(Beginning of Records for this task)
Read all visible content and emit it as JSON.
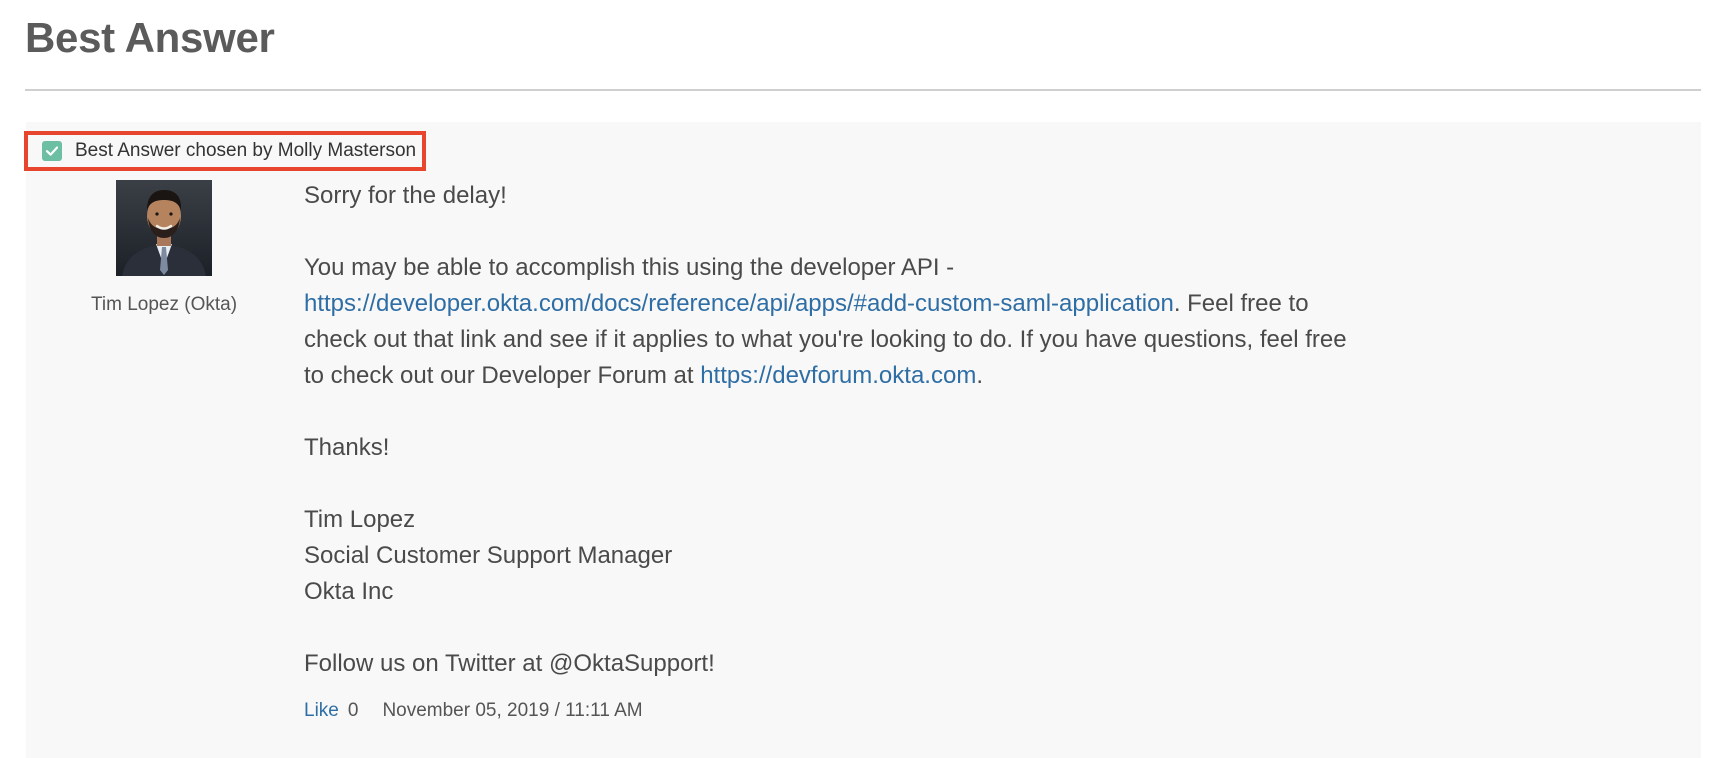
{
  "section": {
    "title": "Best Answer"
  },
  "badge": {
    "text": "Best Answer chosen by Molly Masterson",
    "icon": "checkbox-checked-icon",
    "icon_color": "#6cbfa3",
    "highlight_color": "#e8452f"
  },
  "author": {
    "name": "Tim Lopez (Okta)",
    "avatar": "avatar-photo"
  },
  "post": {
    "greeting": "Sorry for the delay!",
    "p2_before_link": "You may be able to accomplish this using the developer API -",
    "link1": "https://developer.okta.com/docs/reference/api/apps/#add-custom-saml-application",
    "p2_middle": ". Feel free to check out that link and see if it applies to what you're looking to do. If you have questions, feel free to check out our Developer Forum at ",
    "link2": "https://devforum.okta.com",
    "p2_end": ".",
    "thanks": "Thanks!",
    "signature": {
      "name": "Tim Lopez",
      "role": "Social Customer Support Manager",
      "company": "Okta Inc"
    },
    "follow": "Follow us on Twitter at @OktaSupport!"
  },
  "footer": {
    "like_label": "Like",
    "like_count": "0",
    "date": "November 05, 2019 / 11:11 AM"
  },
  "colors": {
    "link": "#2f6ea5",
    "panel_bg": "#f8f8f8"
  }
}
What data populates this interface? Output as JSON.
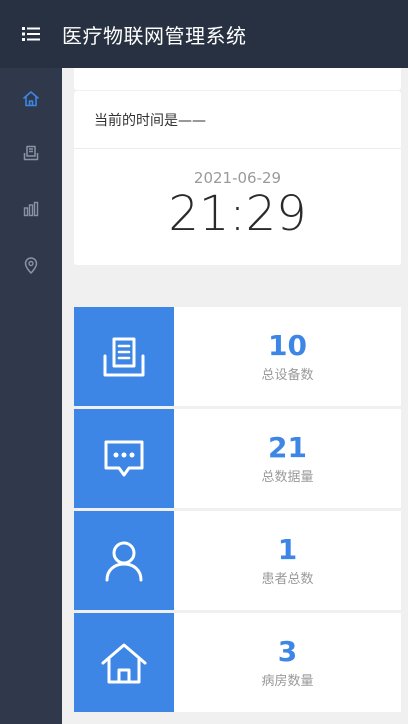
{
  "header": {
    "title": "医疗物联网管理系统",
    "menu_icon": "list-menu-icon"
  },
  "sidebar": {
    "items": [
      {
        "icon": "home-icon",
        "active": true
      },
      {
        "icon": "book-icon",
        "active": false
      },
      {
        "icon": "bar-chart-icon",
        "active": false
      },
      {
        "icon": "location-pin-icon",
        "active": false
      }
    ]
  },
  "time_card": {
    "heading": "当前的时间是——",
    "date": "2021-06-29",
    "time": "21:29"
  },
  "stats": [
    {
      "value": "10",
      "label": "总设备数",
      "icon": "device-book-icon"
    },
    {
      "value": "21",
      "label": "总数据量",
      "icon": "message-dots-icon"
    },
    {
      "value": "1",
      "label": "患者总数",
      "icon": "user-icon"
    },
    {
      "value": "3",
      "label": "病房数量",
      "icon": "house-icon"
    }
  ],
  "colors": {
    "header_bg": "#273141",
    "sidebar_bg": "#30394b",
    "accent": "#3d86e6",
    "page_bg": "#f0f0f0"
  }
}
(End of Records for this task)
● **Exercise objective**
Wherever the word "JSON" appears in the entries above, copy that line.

● **Task answer**
Read all visible content and emit it as JSON.
What data populates this interface? Output as JSON.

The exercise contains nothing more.